EXTRACTED RECORDS
---

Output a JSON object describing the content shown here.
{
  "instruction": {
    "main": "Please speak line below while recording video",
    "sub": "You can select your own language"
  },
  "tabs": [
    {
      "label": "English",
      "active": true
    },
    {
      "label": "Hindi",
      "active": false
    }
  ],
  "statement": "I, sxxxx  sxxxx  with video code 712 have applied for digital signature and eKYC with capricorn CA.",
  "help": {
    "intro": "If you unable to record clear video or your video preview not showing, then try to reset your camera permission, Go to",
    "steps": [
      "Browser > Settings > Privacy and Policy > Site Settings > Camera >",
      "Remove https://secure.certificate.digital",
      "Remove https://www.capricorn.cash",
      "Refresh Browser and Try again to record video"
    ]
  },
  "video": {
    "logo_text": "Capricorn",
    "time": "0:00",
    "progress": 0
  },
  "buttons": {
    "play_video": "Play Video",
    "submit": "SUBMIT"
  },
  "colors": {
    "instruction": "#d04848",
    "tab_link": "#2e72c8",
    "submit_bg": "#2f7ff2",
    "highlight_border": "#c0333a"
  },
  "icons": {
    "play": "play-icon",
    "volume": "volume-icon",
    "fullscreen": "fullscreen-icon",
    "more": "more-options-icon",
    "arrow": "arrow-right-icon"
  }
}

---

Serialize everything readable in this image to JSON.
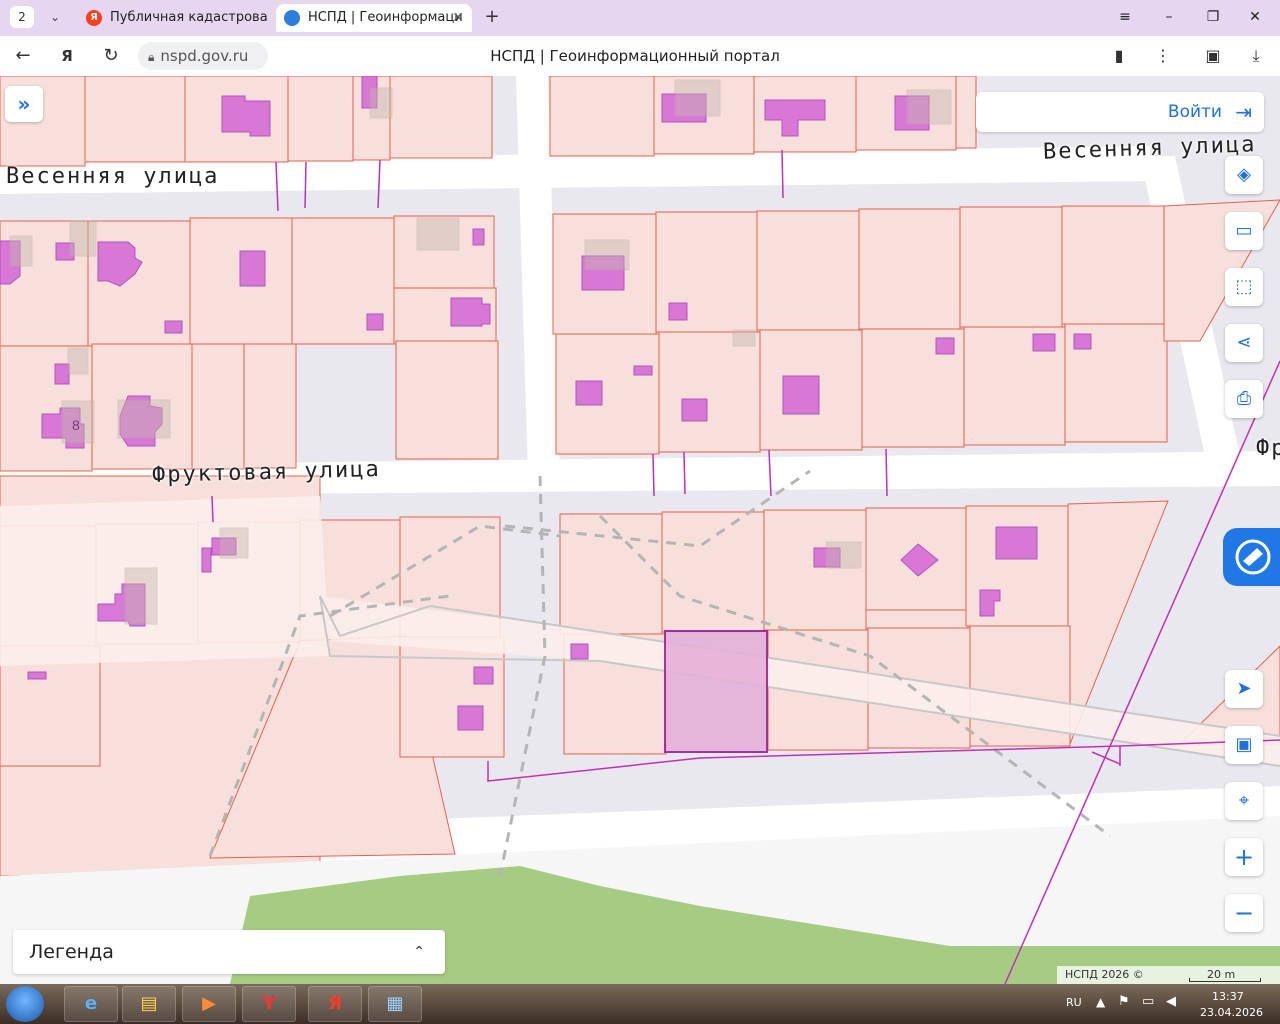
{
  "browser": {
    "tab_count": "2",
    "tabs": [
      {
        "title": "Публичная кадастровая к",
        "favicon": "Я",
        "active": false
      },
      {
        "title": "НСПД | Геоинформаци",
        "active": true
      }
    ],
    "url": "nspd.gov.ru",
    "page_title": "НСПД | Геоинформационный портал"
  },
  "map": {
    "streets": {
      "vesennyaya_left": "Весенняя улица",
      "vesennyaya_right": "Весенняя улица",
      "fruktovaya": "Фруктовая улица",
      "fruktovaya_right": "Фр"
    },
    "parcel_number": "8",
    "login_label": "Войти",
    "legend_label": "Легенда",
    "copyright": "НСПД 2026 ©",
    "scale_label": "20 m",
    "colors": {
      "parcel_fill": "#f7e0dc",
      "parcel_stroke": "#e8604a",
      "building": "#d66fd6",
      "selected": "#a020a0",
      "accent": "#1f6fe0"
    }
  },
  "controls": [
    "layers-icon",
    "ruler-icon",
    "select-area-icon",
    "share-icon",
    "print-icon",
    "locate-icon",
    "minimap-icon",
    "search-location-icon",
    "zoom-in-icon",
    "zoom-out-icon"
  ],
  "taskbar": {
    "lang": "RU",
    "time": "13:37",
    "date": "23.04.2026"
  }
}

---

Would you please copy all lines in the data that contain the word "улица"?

SOLUTION TO THIS PROBLEM
      "vesennyaya_left": "Весенняя улица",
      "vesennyaya_right": "Весенняя улица",
      "fruktovaya": "Фруктовая улица",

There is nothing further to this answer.